Data extracts Start Marker
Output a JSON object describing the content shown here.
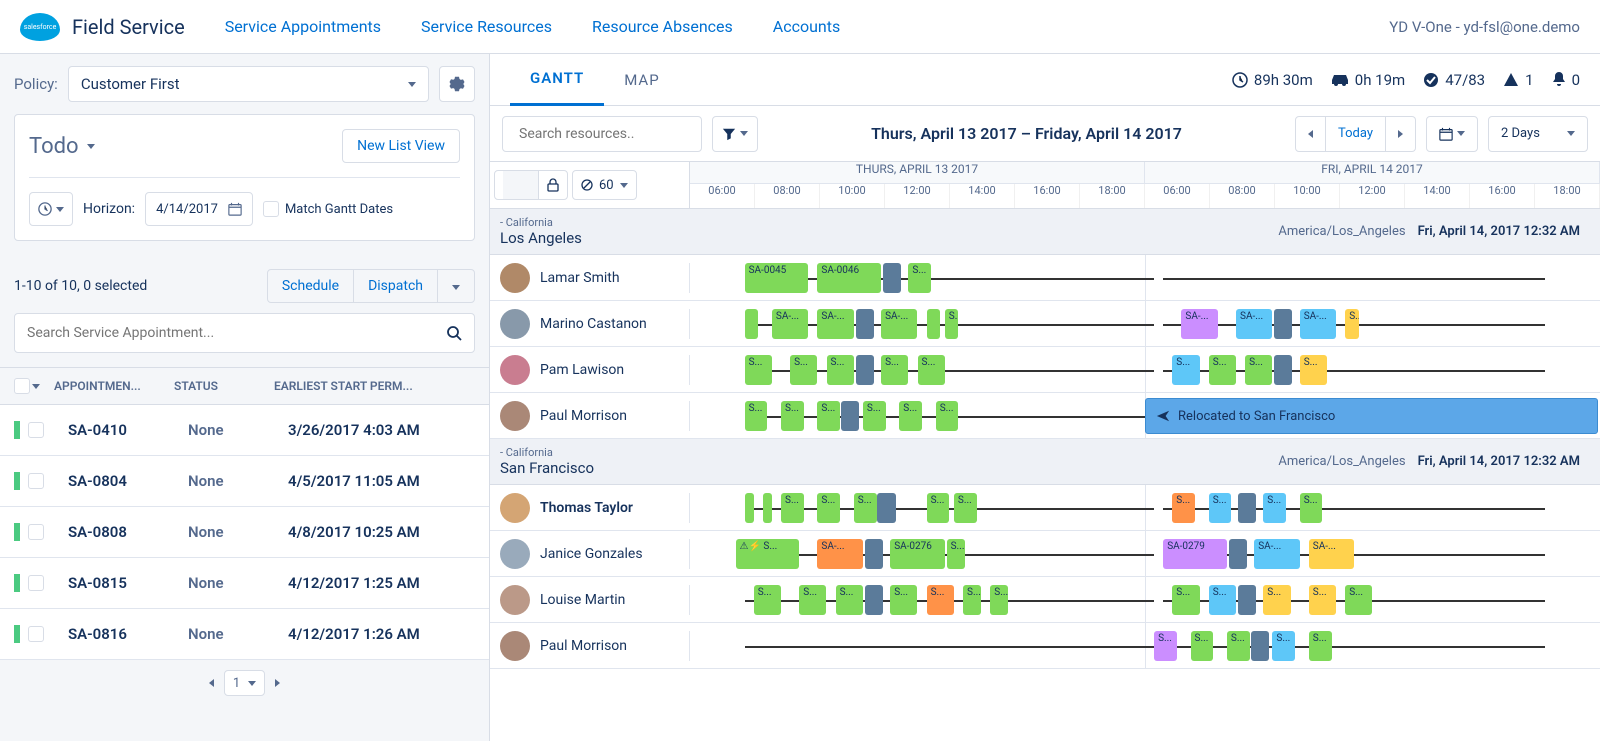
{
  "header": {
    "app_title": "Field Service",
    "nav": [
      "Service Appointments",
      "Service Resources",
      "Resource Absences",
      "Accounts"
    ],
    "user": "YD V-One - yd-fsl@one.demo"
  },
  "left": {
    "policy_label": "Policy:",
    "policy_value": "Customer First",
    "list_name": "Todo",
    "new_list_btn": "New List View",
    "horizon_label": "Horizon:",
    "horizon_date": "4/14/2017",
    "match_label": "Match Gantt Dates",
    "count_text": "1-10 of 10, 0 selected",
    "schedule_btn": "Schedule",
    "dispatch_btn": "Dispatch",
    "search_placeholder": "Search Service Appointment...",
    "cols": {
      "app": "APPOINTMEN...",
      "status": "STATUS",
      "date": "EARLIEST START PERM..."
    },
    "rows": [
      {
        "id": "SA-0410",
        "status": "None",
        "date": "3/26/2017 4:03 AM"
      },
      {
        "id": "SA-0804",
        "status": "None",
        "date": "4/5/2017 11:05 AM"
      },
      {
        "id": "SA-0808",
        "status": "None",
        "date": "4/8/2017 10:25 AM"
      },
      {
        "id": "SA-0815",
        "status": "None",
        "date": "4/12/2017 1:25 AM"
      },
      {
        "id": "SA-0816",
        "status": "None",
        "date": "4/12/2017 1:26 AM"
      }
    ],
    "page": "1"
  },
  "right": {
    "tabs": {
      "gantt": "GANTT",
      "map": "MAP"
    },
    "stats": {
      "hours": "89h 30m",
      "drive": "0h 19m",
      "done": "47/83",
      "warn": "1",
      "bell": "0"
    },
    "search_placeholder": "Search resources..",
    "date_range": "Thurs, April 13 2017 – Friday, April 14 2017",
    "today": "Today",
    "span": "2 Days",
    "util": "60",
    "day1": "THURS, APRIL 13 2017",
    "day2": "FRI, APRIL 14 2017",
    "hours": [
      "06:00",
      "08:00",
      "10:00",
      "12:00",
      "14:00",
      "16:00",
      "18:00"
    ],
    "territories": [
      {
        "state": "California",
        "name": "Los Angeles",
        "tz": "America/Los_Angeles",
        "ts": "Fri, April 14, 2017 12:32 AM",
        "resources": [
          {
            "name": "Lamar Smith",
            "avatar": "#b08968",
            "appts": [
              {
                "l": 6,
                "w": 7,
                "c": "green",
                "t": "SA-0045"
              },
              {
                "l": 14,
                "w": 7,
                "c": "green",
                "t": "SA-0046"
              },
              {
                "l": 21.2,
                "w": 2,
                "c": "darkblue",
                "t": ""
              },
              {
                "l": 24,
                "w": 2.5,
                "c": "green",
                "t": "S..."
              }
            ]
          },
          {
            "name": "Marino Castanon",
            "avatar": "#8899aa",
            "appts": [
              {
                "l": 6,
                "w": 1.5,
                "c": "green",
                "t": ""
              },
              {
                "l": 9,
                "w": 4,
                "c": "green",
                "t": "SA-..."
              },
              {
                "l": 14,
                "w": 4,
                "c": "green",
                "t": "SA-..."
              },
              {
                "l": 18.2,
                "w": 2,
                "c": "darkblue",
                "t": ""
              },
              {
                "l": 21,
                "w": 4,
                "c": "green",
                "t": "SA-..."
              },
              {
                "l": 26,
                "w": 1.5,
                "c": "green",
                "t": ""
              },
              {
                "l": 28,
                "w": 1.5,
                "c": "green",
                "t": "S..."
              },
              {
                "l": 54,
                "w": 4,
                "c": "purple",
                "t": "SA-..."
              },
              {
                "l": 60,
                "w": 4,
                "c": "blue",
                "t": "SA-..."
              },
              {
                "l": 64.2,
                "w": 2,
                "c": "darkblue",
                "t": ""
              },
              {
                "l": 67,
                "w": 4,
                "c": "blue",
                "t": "SA-..."
              },
              {
                "l": 72,
                "w": 1.5,
                "c": "yellow",
                "t": "S..."
              }
            ]
          },
          {
            "name": "Pam Lawison",
            "avatar": "#c97d90",
            "appts": [
              {
                "l": 6,
                "w": 3,
                "c": "green",
                "t": "S..."
              },
              {
                "l": 11,
                "w": 3,
                "c": "green",
                "t": "S..."
              },
              {
                "l": 15,
                "w": 3,
                "c": "green",
                "t": "S..."
              },
              {
                "l": 18.2,
                "w": 2,
                "c": "darkblue",
                "t": ""
              },
              {
                "l": 21,
                "w": 3,
                "c": "green",
                "t": "S..."
              },
              {
                "l": 25,
                "w": 3,
                "c": "green",
                "t": "S..."
              },
              {
                "l": 53,
                "w": 3,
                "c": "blue",
                "t": "S..."
              },
              {
                "l": 57,
                "w": 3,
                "c": "green",
                "t": "S..."
              },
              {
                "l": 61,
                "w": 3,
                "c": "green",
                "t": "S..."
              },
              {
                "l": 64.2,
                "w": 2,
                "c": "darkblue",
                "t": ""
              },
              {
                "l": 67,
                "w": 3,
                "c": "yellow",
                "t": "S..."
              }
            ]
          },
          {
            "name": "Paul Morrison",
            "avatar": "#aa8877",
            "relocated": "Relocated to San Francisco",
            "appts": [
              {
                "l": 6,
                "w": 2.5,
                "c": "green",
                "t": "S..."
              },
              {
                "l": 10,
                "w": 2.5,
                "c": "green",
                "t": "S..."
              },
              {
                "l": 14,
                "w": 2.5,
                "c": "green",
                "t": "S..."
              },
              {
                "l": 16.6,
                "w": 2,
                "c": "darkblue",
                "t": ""
              },
              {
                "l": 19,
                "w": 2.5,
                "c": "green",
                "t": "S..."
              },
              {
                "l": 23,
                "w": 2.5,
                "c": "green",
                "t": "S..."
              },
              {
                "l": 27,
                "w": 2.5,
                "c": "green",
                "t": "S..."
              }
            ]
          }
        ]
      },
      {
        "state": "California",
        "name": "San Francisco",
        "tz": "America/Los_Angeles",
        "ts": "Fri, April 14, 2017 12:32 AM",
        "resources": [
          {
            "name": "Thomas Taylor",
            "avatar": "#d4a574",
            "bold": true,
            "appts": [
              {
                "l": 6,
                "w": 1,
                "c": "green",
                "t": ""
              },
              {
                "l": 8,
                "w": 1,
                "c": "green",
                "t": ""
              },
              {
                "l": 10,
                "w": 2.5,
                "c": "green",
                "t": "S..."
              },
              {
                "l": 14,
                "w": 2.5,
                "c": "green",
                "t": "S..."
              },
              {
                "l": 18,
                "w": 2.5,
                "c": "green",
                "t": "S..."
              },
              {
                "l": 20.6,
                "w": 2,
                "c": "darkblue",
                "t": ""
              },
              {
                "l": 26,
                "w": 2.5,
                "c": "green",
                "t": "S..."
              },
              {
                "l": 29,
                "w": 2.5,
                "c": "green",
                "t": "S..."
              },
              {
                "l": 53,
                "w": 2.5,
                "c": "orange",
                "t": "S..."
              },
              {
                "l": 57,
                "w": 2.5,
                "c": "blue",
                "t": "S..."
              },
              {
                "l": 60.2,
                "w": 2,
                "c": "darkblue",
                "t": ""
              },
              {
                "l": 63,
                "w": 2.5,
                "c": "blue",
                "t": "S..."
              },
              {
                "l": 67,
                "w": 2.5,
                "c": "green",
                "t": "S..."
              }
            ]
          },
          {
            "name": "Janice Gonzales",
            "avatar": "#99aabb",
            "appts": [
              {
                "l": 5,
                "w": 7,
                "c": "green",
                "t": "⚠⚡ S..."
              },
              {
                "l": 14,
                "w": 5,
                "c": "orange",
                "t": "SA-..."
              },
              {
                "l": 19.2,
                "w": 2,
                "c": "darkblue",
                "t": ""
              },
              {
                "l": 22,
                "w": 6,
                "c": "green",
                "t": "SA-0276"
              },
              {
                "l": 28.2,
                "w": 2,
                "c": "green",
                "t": "S..."
              },
              {
                "l": 52,
                "w": 7,
                "c": "purple",
                "t": "SA-0279"
              },
              {
                "l": 59.2,
                "w": 2,
                "c": "darkblue",
                "t": ""
              },
              {
                "l": 62,
                "w": 5,
                "c": "blue",
                "t": "SA-..."
              },
              {
                "l": 68,
                "w": 5,
                "c": "yellow",
                "t": "SA-..."
              }
            ]
          },
          {
            "name": "Louise Martin",
            "avatar": "#bb9988",
            "appts": [
              {
                "l": 7,
                "w": 3,
                "c": "green",
                "t": "S..."
              },
              {
                "l": 12,
                "w": 3,
                "c": "green",
                "t": "S..."
              },
              {
                "l": 16,
                "w": 3,
                "c": "green",
                "t": "S..."
              },
              {
                "l": 19.2,
                "w": 2,
                "c": "darkblue",
                "t": ""
              },
              {
                "l": 22,
                "w": 3,
                "c": "green",
                "t": "S..."
              },
              {
                "l": 26,
                "w": 3,
                "c": "orange",
                "t": "S..."
              },
              {
                "l": 30,
                "w": 2,
                "c": "green",
                "t": "S..."
              },
              {
                "l": 33,
                "w": 2,
                "c": "green",
                "t": "S..."
              },
              {
                "l": 53,
                "w": 3,
                "c": "green",
                "t": "S..."
              },
              {
                "l": 57,
                "w": 3,
                "c": "blue",
                "t": "S..."
              },
              {
                "l": 60.2,
                "w": 2,
                "c": "darkblue",
                "t": ""
              },
              {
                "l": 63,
                "w": 3,
                "c": "yellow",
                "t": "S..."
              },
              {
                "l": 68,
                "w": 3,
                "c": "yellow",
                "t": "S..."
              },
              {
                "l": 72,
                "w": 3,
                "c": "green",
                "t": "S..."
              }
            ]
          },
          {
            "name": "Paul Morrison",
            "avatar": "#aa8877",
            "appts": [
              {
                "l": 51,
                "w": 2.5,
                "c": "purple",
                "t": "S..."
              },
              {
                "l": 55,
                "w": 2.5,
                "c": "green",
                "t": "S..."
              },
              {
                "l": 59,
                "w": 2.5,
                "c": "green",
                "t": "S..."
              },
              {
                "l": 61.6,
                "w": 2,
                "c": "darkblue",
                "t": ""
              },
              {
                "l": 64,
                "w": 2.5,
                "c": "blue",
                "t": "S..."
              },
              {
                "l": 68,
                "w": 2.5,
                "c": "green",
                "t": "S..."
              }
            ]
          }
        ]
      }
    ]
  }
}
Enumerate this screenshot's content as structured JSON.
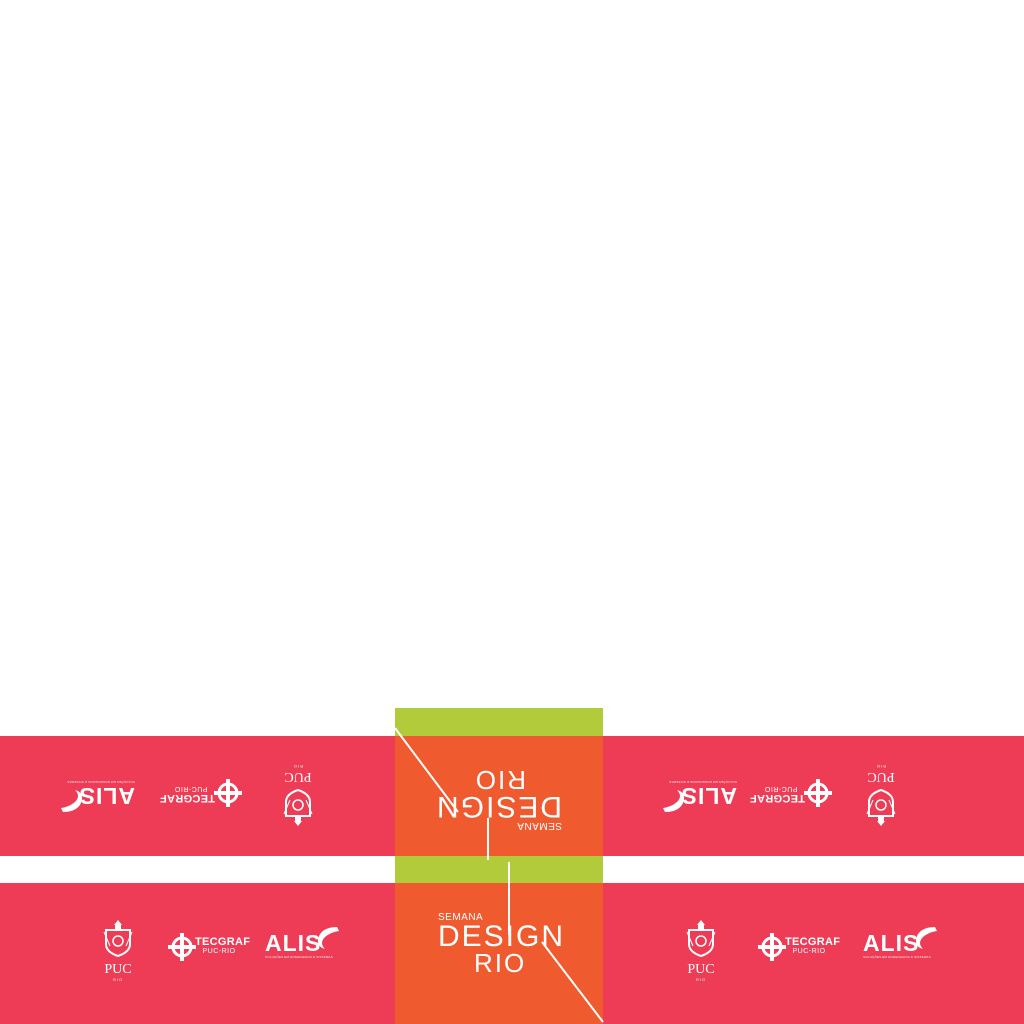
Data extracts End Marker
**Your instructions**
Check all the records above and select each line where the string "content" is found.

**Result of this exercise**
Output a JSON object describing the content shown here.
Enumerate this screenshot's content as structured JSON.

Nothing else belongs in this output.